EXERCISE DESCRIPTION -
Print all the records exactly as they stand.

Web page and app entries -
::::

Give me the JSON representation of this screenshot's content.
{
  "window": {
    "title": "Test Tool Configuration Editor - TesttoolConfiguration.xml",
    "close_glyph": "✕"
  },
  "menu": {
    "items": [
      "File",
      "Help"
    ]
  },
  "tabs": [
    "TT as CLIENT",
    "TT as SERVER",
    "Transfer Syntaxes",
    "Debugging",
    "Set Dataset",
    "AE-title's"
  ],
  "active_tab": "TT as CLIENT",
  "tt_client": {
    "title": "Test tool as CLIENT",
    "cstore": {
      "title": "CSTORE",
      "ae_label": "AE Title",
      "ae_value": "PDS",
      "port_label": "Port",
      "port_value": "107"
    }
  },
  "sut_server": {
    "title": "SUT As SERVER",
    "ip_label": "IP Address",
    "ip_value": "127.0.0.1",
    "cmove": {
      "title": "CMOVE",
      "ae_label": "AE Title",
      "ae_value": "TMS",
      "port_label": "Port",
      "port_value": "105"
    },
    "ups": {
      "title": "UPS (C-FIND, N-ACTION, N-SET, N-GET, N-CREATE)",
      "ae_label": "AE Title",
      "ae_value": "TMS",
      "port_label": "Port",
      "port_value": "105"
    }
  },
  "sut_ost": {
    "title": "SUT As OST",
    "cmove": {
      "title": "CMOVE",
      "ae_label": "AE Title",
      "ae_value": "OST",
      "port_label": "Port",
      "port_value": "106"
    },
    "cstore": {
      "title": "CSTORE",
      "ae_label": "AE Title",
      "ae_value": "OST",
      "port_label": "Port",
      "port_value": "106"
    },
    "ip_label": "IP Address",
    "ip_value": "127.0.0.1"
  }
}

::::

WORKED SOLUTION -
Give me the JSON representation of this screenshot's content.
{
  "window": {
    "title": "Test Tool Configuration Editor - TesttoolConfiguration.xml",
    "close_glyph": "✕"
  },
  "menu": {
    "items": [
      "File",
      "Help"
    ]
  },
  "tabs": [
    "TT as CLIENT",
    "TT as SERVER",
    "Transfer Syntaxes",
    "Debugging",
    "Set Dataset",
    "AE-title's"
  ],
  "active_tab": "TT as CLIENT",
  "tt_client": {
    "title": "Test tool as CLIENT",
    "cstore": {
      "title": "CSTORE",
      "ae_label": "AE Title",
      "ae_value": "PDS",
      "port_label": "Port",
      "port_value": "107"
    }
  },
  "sut_server": {
    "title": "SUT As SERVER",
    "ip_label": "IP Address",
    "ip_value": "127.0.0.1",
    "cmove": {
      "title": "CMOVE",
      "ae_label": "AE Title",
      "ae_value": "TMS",
      "port_label": "Port",
      "port_value": "105"
    },
    "ups": {
      "title": "UPS (C-FIND, N-ACTION, N-SET, N-GET, N-CREATE)",
      "ae_label": "AE Title",
      "ae_value": "TMS",
      "port_label": "Port",
      "port_value": "105"
    }
  },
  "sut_ost": {
    "title": "SUT As OST",
    "cmove": {
      "title": "CMOVE",
      "ae_label": "AE Title",
      "ae_value": "OST",
      "port_label": "Port",
      "port_value": "106"
    },
    "cstore": {
      "title": "CSTORE",
      "ae_label": "AE Title",
      "ae_value": "OST",
      "port_label": "Port",
      "port_value": "106"
    },
    "ip_label": "IP Address",
    "ip_value": "127.0.0.1"
  }
}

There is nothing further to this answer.